    And the recipe!

  4. Delicious recipe! Wonderful and cherished memories live on in our hearts and the food we continue to share with those we love as well! :)
    I did leave a smidge of the liquid in, but want to try it completely fried next time!
    Thank you for sharing!

  5. I grew up with smoked sausage and fried hominy! Loved finding this recipe.

  6. My husband has kidney disease and needs low sodium/low potassium foods. I discovered that dried hominy (labeled as Giant White Corn) has only 5 mg potassium per serving, which is AMAZING. We have started using it regularly now!

  7. We fried our hominy in butter. Still like it fried.

  8. My husband has always loved hominy and I have made it for him on several occasions (we've been married for 41 years) and it just never had any appeal to me, fried in butter with only salt and pepper as additions. So, I decided that there HAD to be some other way to give it more flavor. And, today I decided to search the internet to find those ways. I learned that hominy should be rinsed! Whoa boy- I feel pretty much like an uninformed city slicker! And of course, who wouldn't have thought to use bacon!? Glad I decided to do my due diligence and see the light. Thanks for the lovely description of your Mamaw and her life in the Appalachians. We live in Maryland over the first ridge- locally known as the Catoctin Mountains. I love history and your pictures and accounts of life in the mountains made my morning. Thank you!

    1. My mom was born over the second ridge in Indian Springs Md

  9. I used to help my mamaw make hominy the same way. Thank You for the great post!

  10. This was so very delicious.
    My grandmother made it the same way but used yellow hominy.
    Thanks for your inspiration.

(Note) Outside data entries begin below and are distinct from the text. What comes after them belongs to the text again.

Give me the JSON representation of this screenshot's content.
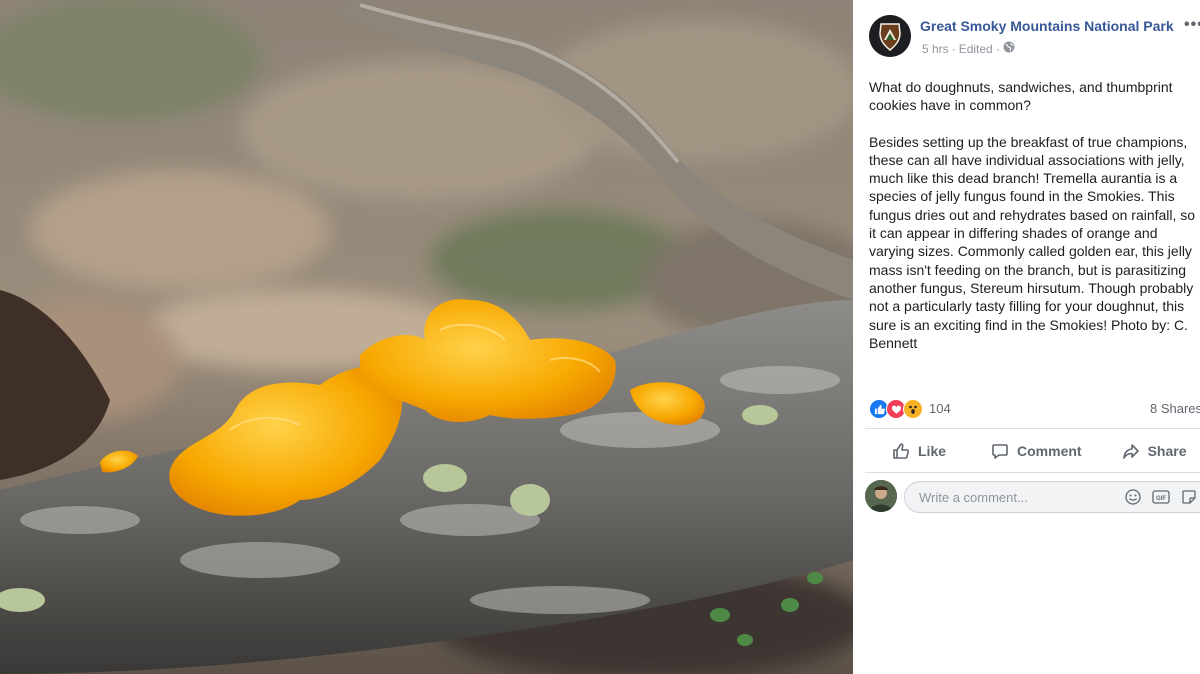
{
  "post": {
    "page_name": "Great Smoky Mountains National Park",
    "time": "5 hrs",
    "separator": "·",
    "edited": "Edited",
    "separator2": "·",
    "more": "•••",
    "paragraphs": [
      "What do doughnuts, sandwiches, and thumbprint cookies have in common?",
      "Besides setting up the breakfast of true champions, these can all have individual associations with jelly, much like this dead branch! Tremella aurantia is a species of jelly fungus found in the Smokies. This fungus dries out and rehydrates based on rainfall, so it can appear in differing shades of orange and varying sizes. Commonly called golden ear, this jelly mass isn't feeding on the branch, but is parasitizing another fungus, Stereum hirsutum. Though probably not a particularly tasty filling for your doughnut, this sure is an exciting find in the Smokies! Photo by: C. Bennett"
    ]
  },
  "reactions": {
    "count": "104",
    "shares": "8 Shares",
    "icons": [
      "like-icon",
      "love-icon",
      "wow-icon"
    ]
  },
  "actions": {
    "like": "Like",
    "comment": "Comment",
    "share": "Share"
  },
  "comment_box": {
    "placeholder": "Write a comment..."
  },
  "colors": {
    "link": "#385898",
    "like_blue": "#1877f2",
    "love_red": "#f33e58",
    "wow_yellow": "#f7b125",
    "fungus_orange": "#f7a800"
  }
}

  11. We use canned hominy, but do not completely drain it. We cook it with bacon grease and black pepper until much of the liquid is cooked out. Delicious!!

  12. I make it with bacon, onions and peas. It delicious.